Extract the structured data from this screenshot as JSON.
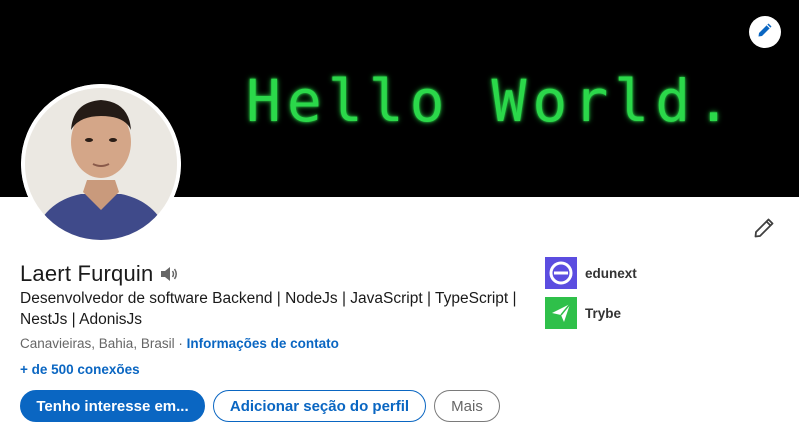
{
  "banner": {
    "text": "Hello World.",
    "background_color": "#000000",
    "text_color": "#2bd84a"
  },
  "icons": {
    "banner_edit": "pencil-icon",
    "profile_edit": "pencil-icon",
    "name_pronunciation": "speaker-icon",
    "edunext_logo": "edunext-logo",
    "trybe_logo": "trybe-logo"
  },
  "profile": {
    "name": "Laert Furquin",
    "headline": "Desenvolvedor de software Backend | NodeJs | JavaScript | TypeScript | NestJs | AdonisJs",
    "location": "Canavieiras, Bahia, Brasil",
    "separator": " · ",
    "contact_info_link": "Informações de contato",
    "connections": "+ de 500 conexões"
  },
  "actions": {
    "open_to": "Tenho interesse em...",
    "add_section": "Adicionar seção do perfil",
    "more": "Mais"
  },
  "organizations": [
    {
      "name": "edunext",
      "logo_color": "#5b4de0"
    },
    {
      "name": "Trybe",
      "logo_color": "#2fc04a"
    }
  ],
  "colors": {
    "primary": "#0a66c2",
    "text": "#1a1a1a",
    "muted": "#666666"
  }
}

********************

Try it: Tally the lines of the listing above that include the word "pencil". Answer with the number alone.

Written answer: 2